▶ _MATERIAL SHOWN_
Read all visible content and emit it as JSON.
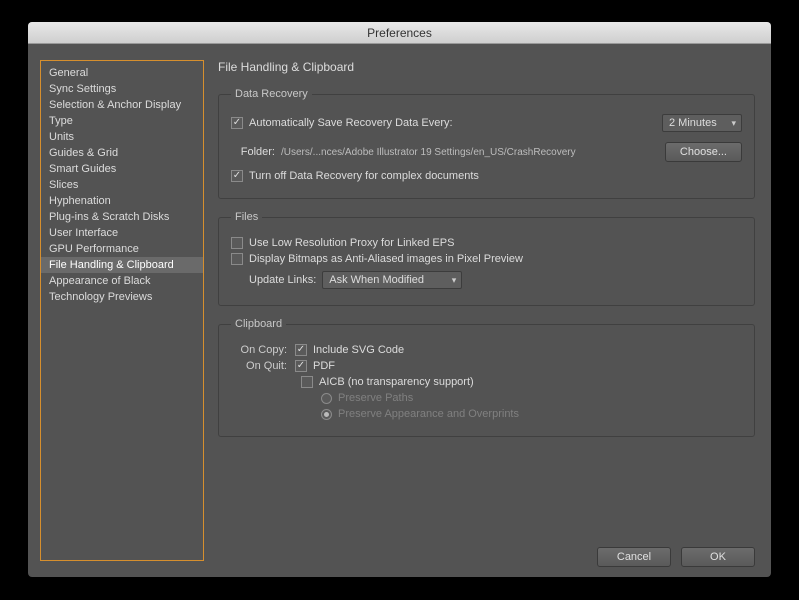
{
  "window": {
    "title": "Preferences"
  },
  "sidebar": {
    "items": [
      {
        "label": "General"
      },
      {
        "label": "Sync Settings"
      },
      {
        "label": "Selection & Anchor Display"
      },
      {
        "label": "Type"
      },
      {
        "label": "Units"
      },
      {
        "label": "Guides & Grid"
      },
      {
        "label": "Smart Guides"
      },
      {
        "label": "Slices"
      },
      {
        "label": "Hyphenation"
      },
      {
        "label": "Plug-ins & Scratch Disks"
      },
      {
        "label": "User Interface"
      },
      {
        "label": "GPU Performance"
      },
      {
        "label": "File Handling & Clipboard"
      },
      {
        "label": "Appearance of Black"
      },
      {
        "label": "Technology Previews"
      }
    ],
    "selected_index": 12
  },
  "panel": {
    "title": "File Handling & Clipboard",
    "data_recovery": {
      "legend": "Data Recovery",
      "auto_save_label": "Automatically Save Recovery Data Every:",
      "auto_save_checked": true,
      "interval": "2 Minutes",
      "folder_label": "Folder:",
      "folder_path": "/Users/...nces/Adobe Illustrator 19 Settings/en_US/CrashRecovery",
      "choose_label": "Choose...",
      "turn_off_label": "Turn off Data Recovery for complex documents",
      "turn_off_checked": true
    },
    "files": {
      "legend": "Files",
      "low_res_label": "Use Low Resolution Proxy for Linked EPS",
      "low_res_checked": false,
      "bitmaps_label": "Display Bitmaps as Anti-Aliased images in Pixel Preview",
      "bitmaps_checked": false,
      "update_links_label": "Update Links:",
      "update_links_value": "Ask When Modified"
    },
    "clipboard": {
      "legend": "Clipboard",
      "on_copy_label": "On Copy:",
      "svg_label": "Include SVG Code",
      "svg_checked": true,
      "on_quit_label": "On Quit:",
      "pdf_label": "PDF",
      "pdf_checked": true,
      "aicb_label": "AICB (no transparency support)",
      "aicb_checked": false,
      "preserve_paths_label": "Preserve Paths",
      "preserve_paths_selected": false,
      "preserve_appearance_label": "Preserve Appearance and Overprints",
      "preserve_appearance_selected": true
    }
  },
  "footer": {
    "cancel": "Cancel",
    "ok": "OK"
  }
}
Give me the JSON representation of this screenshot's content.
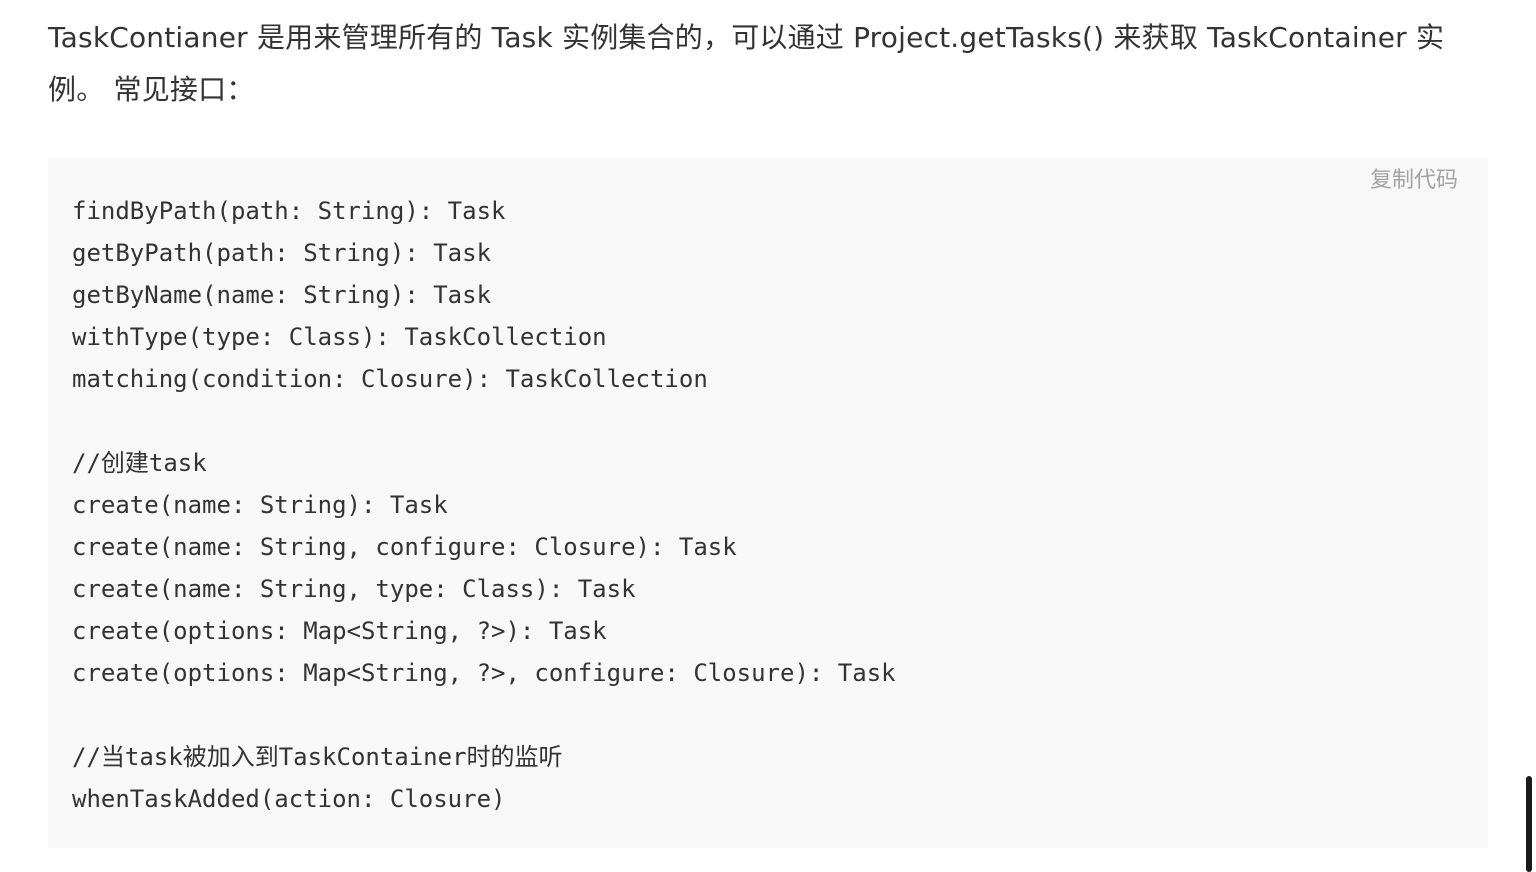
{
  "intro": {
    "text": "TaskContianer 是用来管理所有的 Task 实例集合的，可以通过 Project.getTasks() 来获取 TaskContainer 实例。 常见接口："
  },
  "code_block": {
    "copy_label": "复制代码",
    "lines": [
      "findByPath(path: String): Task",
      "getByPath(path: String): Task",
      "getByName(name: String): Task",
      "withType(type: Class): TaskCollection",
      "matching(condition: Closure): TaskCollection",
      "",
      "//创建task",
      "create(name: String): Task",
      "create(name: String, configure: Closure): Task",
      "create(name: String, type: Class): Task",
      "create(options: Map<String, ?>): Task",
      "create(options: Map<String, ?>, configure: Closure): Task",
      "",
      "//当task被加入到TaskContainer时的监听",
      "whenTaskAdded(action: Closure)"
    ]
  }
}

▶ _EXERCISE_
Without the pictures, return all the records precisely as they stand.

▶ _ANSWER BOX_
Read all visible content and emit it as JSON.
{
  "window": {
    "title": "Preferences"
  },
  "sidebar": {
    "items": [
      {
        "label": "General"
      },
      {
        "label": "Sync Settings"
      },
      {
        "label": "Selection & Anchor Display"
      },
      {
        "label": "Type"
      },
      {
        "label": "Units"
      },
      {
        "label": "Guides & Grid"
      },
      {
        "label": "Smart Guides"
      },
      {
        "label": "Slices"
      },
      {
        "label": "Hyphenation"
      },
      {
        "label": "Plug-ins & Scratch Disks"
      },
      {
        "label": "User Interface"
      },
      {
        "label": "GPU Performance"
      },
      {
        "label": "File Handling & Clipboard"
      },
      {
        "label": "Appearance of Black"
      },
      {
        "label": "Technology Previews"
      }
    ],
    "selected_index": 12
  },
  "panel": {
    "title": "File Handling & Clipboard",
    "data_recovery": {
      "legend": "Data Recovery",
      "auto_save_label": "Automatically Save Recovery Data Every:",
      "auto_save_checked": true,
      "interval": "2 Minutes",
      "folder_label": "Folder:",
      "folder_path": "/Users/...nces/Adobe Illustrator 19 Settings/en_US/CrashRecovery",
      "choose_label": "Choose...",
      "turn_off_label": "Turn off Data Recovery for complex documents",
      "turn_off_checked": true
    },
    "files": {
      "legend": "Files",
      "low_res_label": "Use Low Resolution Proxy for Linked EPS",
      "low_res_checked": false,
      "bitmaps_label": "Display Bitmaps as Anti-Aliased images in Pixel Preview",
      "bitmaps_checked": false,
      "update_links_label": "Update Links:",
      "update_links_value": "Ask When Modified"
    },
    "clipboard": {
      "legend": "Clipboard",
      "on_copy_label": "On Copy:",
      "svg_label": "Include SVG Code",
      "svg_checked": true,
      "on_quit_label": "On Quit:",
      "pdf_label": "PDF",
      "pdf_checked": true,
      "aicb_label": "AICB (no transparency support)",
      "aicb_checked": false,
      "preserve_paths_label": "Preserve Paths",
      "preserve_paths_selected": false,
      "preserve_appearance_label": "Preserve Appearance and Overprints",
      "preserve_appearance_selected": true
    }
  },
  "footer": {
    "cancel": "Cancel",
    "ok": "OK"
  }
}
Give me the JSON representation of this screenshot's content.
{
  "intro": {
    "text": "TaskContianer 是用来管理所有的 Task 实例集合的，可以通过 Project.getTasks() 来获取 TaskContainer 实例。 常见接口："
  },
  "code_block": {
    "copy_label": "复制代码",
    "lines": [
      "findByPath(path: String): Task",
      "getByPath(path: String): Task",
      "getByName(name: String): Task",
      "withType(type: Class): TaskCollection",
      "matching(condition: Closure): TaskCollection",
      "",
      "//创建task",
      "create(name: String): Task",
      "create(name: String, configure: Closure): Task",
      "create(name: String, type: Class): Task",
      "create(options: Map<String, ?>): Task",
      "create(options: Map<String, ?>, configure: Closure): Task",
      "",
      "//当task被加入到TaskContainer时的监听",
      "whenTaskAdded(action: Closure)"
    ]
  }
}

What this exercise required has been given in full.